Items listed in a dataset

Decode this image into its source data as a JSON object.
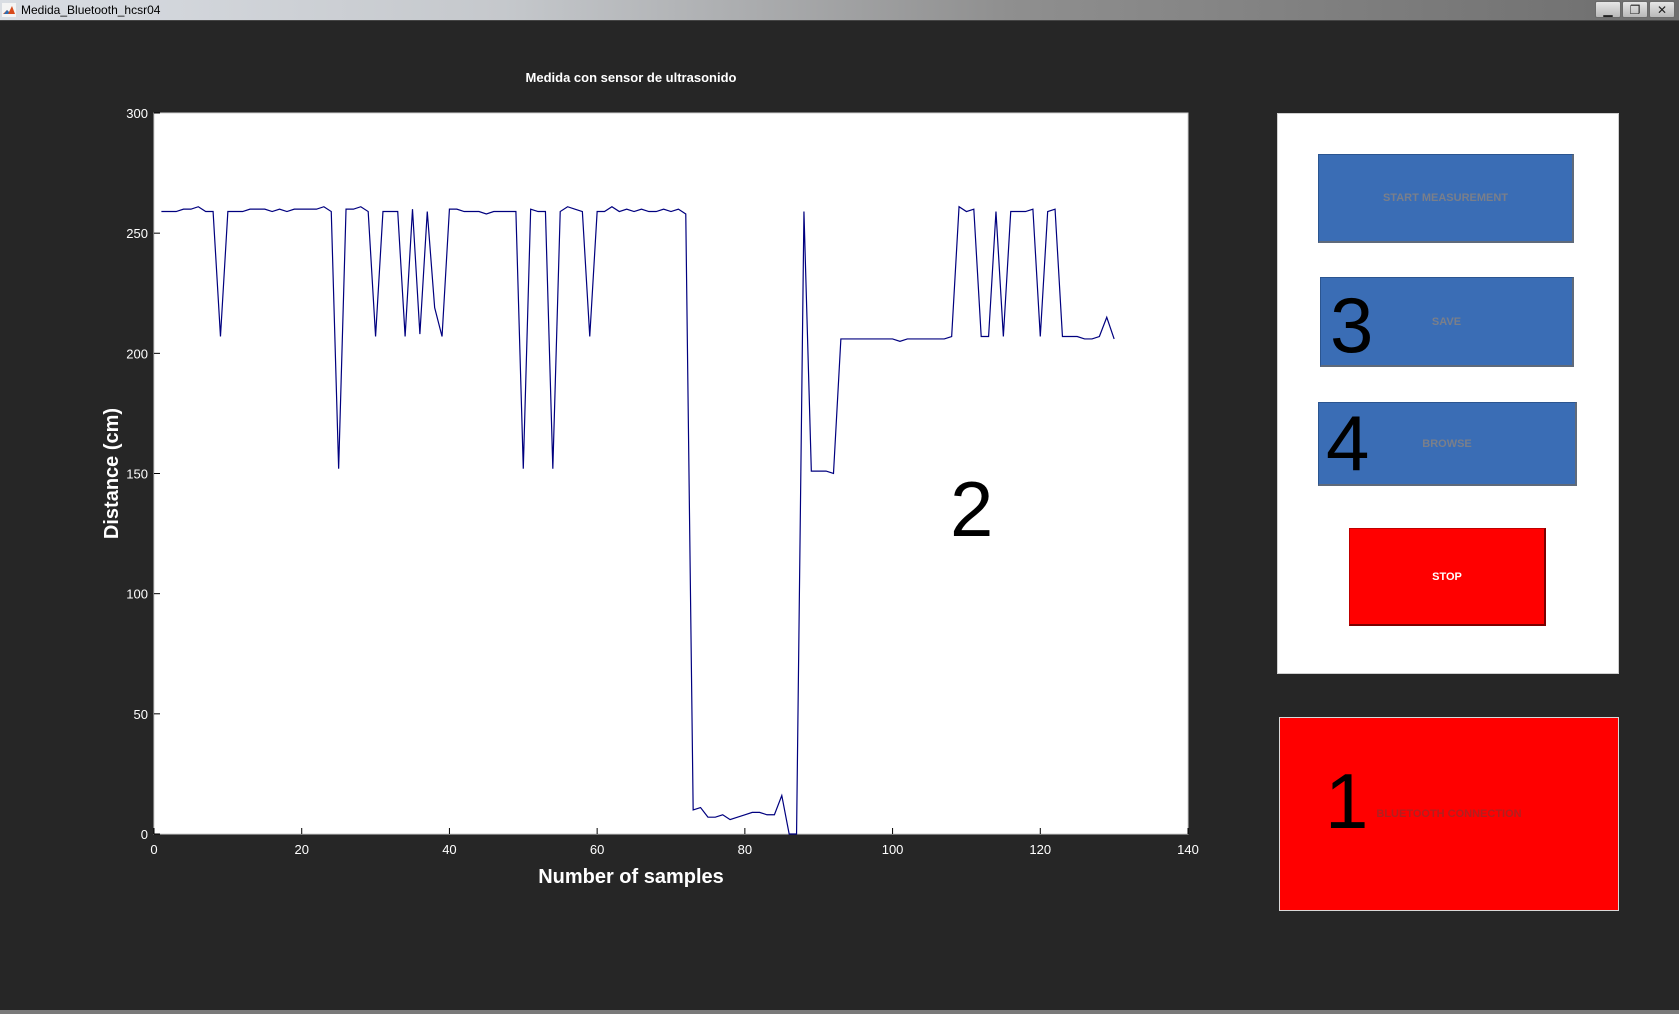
{
  "window": {
    "title": "Medida_Bluetooth_hcsr04",
    "controls": [
      "minimize",
      "restore",
      "close"
    ],
    "minimize_glyph": "▁",
    "restore_glyph": "❐",
    "close_glyph": "✕"
  },
  "buttons": {
    "start": "START MEASUREMENT",
    "save": "SAVE",
    "browse": "BROWSE",
    "stop": "STOP",
    "bluetooth": "BLUETOOTH CONNECTION"
  },
  "annotations": {
    "n1": "1",
    "n2": "2",
    "n3": "3",
    "n4": "4"
  },
  "colors": {
    "background": "#262626",
    "axes_bg": "#ffffff",
    "line": "#00007f",
    "button_blue": "#3a6db5",
    "button_red": "#ff0000"
  },
  "chart_data": {
    "type": "line",
    "title": "Medida con sensor de ultrasonido",
    "xlabel": "Number of samples",
    "ylabel": "Distance (cm)",
    "xlim": [
      0,
      140
    ],
    "ylim": [
      0,
      300
    ],
    "xticks": [
      0,
      20,
      40,
      60,
      80,
      100,
      120,
      140
    ],
    "yticks": [
      0,
      50,
      100,
      150,
      200,
      250,
      300
    ],
    "grid": false,
    "series": [
      {
        "values": [
          259,
          259,
          259,
          260,
          260,
          261,
          259,
          259,
          207,
          259,
          259,
          259,
          260,
          260,
          260,
          259,
          260,
          259,
          260,
          260,
          260,
          260,
          261,
          259,
          152,
          260,
          260,
          261,
          259,
          207,
          259,
          259,
          259,
          207,
          260,
          208,
          259,
          219,
          207,
          260,
          260,
          259,
          259,
          259,
          258,
          259,
          259,
          259,
          259,
          152,
          260,
          259,
          259,
          152,
          259,
          261,
          260,
          259,
          207,
          259,
          259,
          261,
          259,
          260,
          259,
          260,
          259,
          259,
          260,
          259,
          260,
          258,
          10,
          11,
          7,
          7,
          8,
          6,
          7,
          8,
          9,
          9,
          8,
          8,
          16,
          0,
          0,
          259,
          151,
          151,
          151,
          150,
          206,
          206,
          206,
          206,
          206,
          206,
          206,
          206,
          205,
          206,
          206,
          206,
          206,
          206,
          206,
          207,
          261,
          259,
          260,
          207,
          207,
          259,
          207,
          259,
          259,
          259,
          260,
          207,
          259,
          260,
          207,
          207,
          207,
          206,
          206,
          207,
          215,
          206
        ]
      }
    ]
  }
}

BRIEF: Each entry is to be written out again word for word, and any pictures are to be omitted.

EXERCISE OUTPUT:
Decode this image into its source data as a JSON object.
{
  "window": {
    "title": "Medida_Bluetooth_hcsr04",
    "controls": [
      "minimize",
      "restore",
      "close"
    ],
    "minimize_glyph": "▁",
    "restore_glyph": "❐",
    "close_glyph": "✕"
  },
  "buttons": {
    "start": "START MEASUREMENT",
    "save": "SAVE",
    "browse": "BROWSE",
    "stop": "STOP",
    "bluetooth": "BLUETOOTH CONNECTION"
  },
  "annotations": {
    "n1": "1",
    "n2": "2",
    "n3": "3",
    "n4": "4"
  },
  "colors": {
    "background": "#262626",
    "axes_bg": "#ffffff",
    "line": "#00007f",
    "button_blue": "#3a6db5",
    "button_red": "#ff0000"
  },
  "chart_data": {
    "type": "line",
    "title": "Medida con sensor de ultrasonido",
    "xlabel": "Number of samples",
    "ylabel": "Distance (cm)",
    "xlim": [
      0,
      140
    ],
    "ylim": [
      0,
      300
    ],
    "xticks": [
      0,
      20,
      40,
      60,
      80,
      100,
      120,
      140
    ],
    "yticks": [
      0,
      50,
      100,
      150,
      200,
      250,
      300
    ],
    "grid": false,
    "series": [
      {
        "values": [
          259,
          259,
          259,
          260,
          260,
          261,
          259,
          259,
          207,
          259,
          259,
          259,
          260,
          260,
          260,
          259,
          260,
          259,
          260,
          260,
          260,
          260,
          261,
          259,
          152,
          260,
          260,
          261,
          259,
          207,
          259,
          259,
          259,
          207,
          260,
          208,
          259,
          219,
          207,
          260,
          260,
          259,
          259,
          259,
          258,
          259,
          259,
          259,
          259,
          152,
          260,
          259,
          259,
          152,
          259,
          261,
          260,
          259,
          207,
          259,
          259,
          261,
          259,
          260,
          259,
          260,
          259,
          259,
          260,
          259,
          260,
          258,
          10,
          11,
          7,
          7,
          8,
          6,
          7,
          8,
          9,
          9,
          8,
          8,
          16,
          0,
          0,
          259,
          151,
          151,
          151,
          150,
          206,
          206,
          206,
          206,
          206,
          206,
          206,
          206,
          205,
          206,
          206,
          206,
          206,
          206,
          206,
          207,
          261,
          259,
          260,
          207,
          207,
          259,
          207,
          259,
          259,
          259,
          260,
          207,
          259,
          260,
          207,
          207,
          207,
          206,
          206,
          207,
          215,
          206
        ]
      }
    ]
  }
}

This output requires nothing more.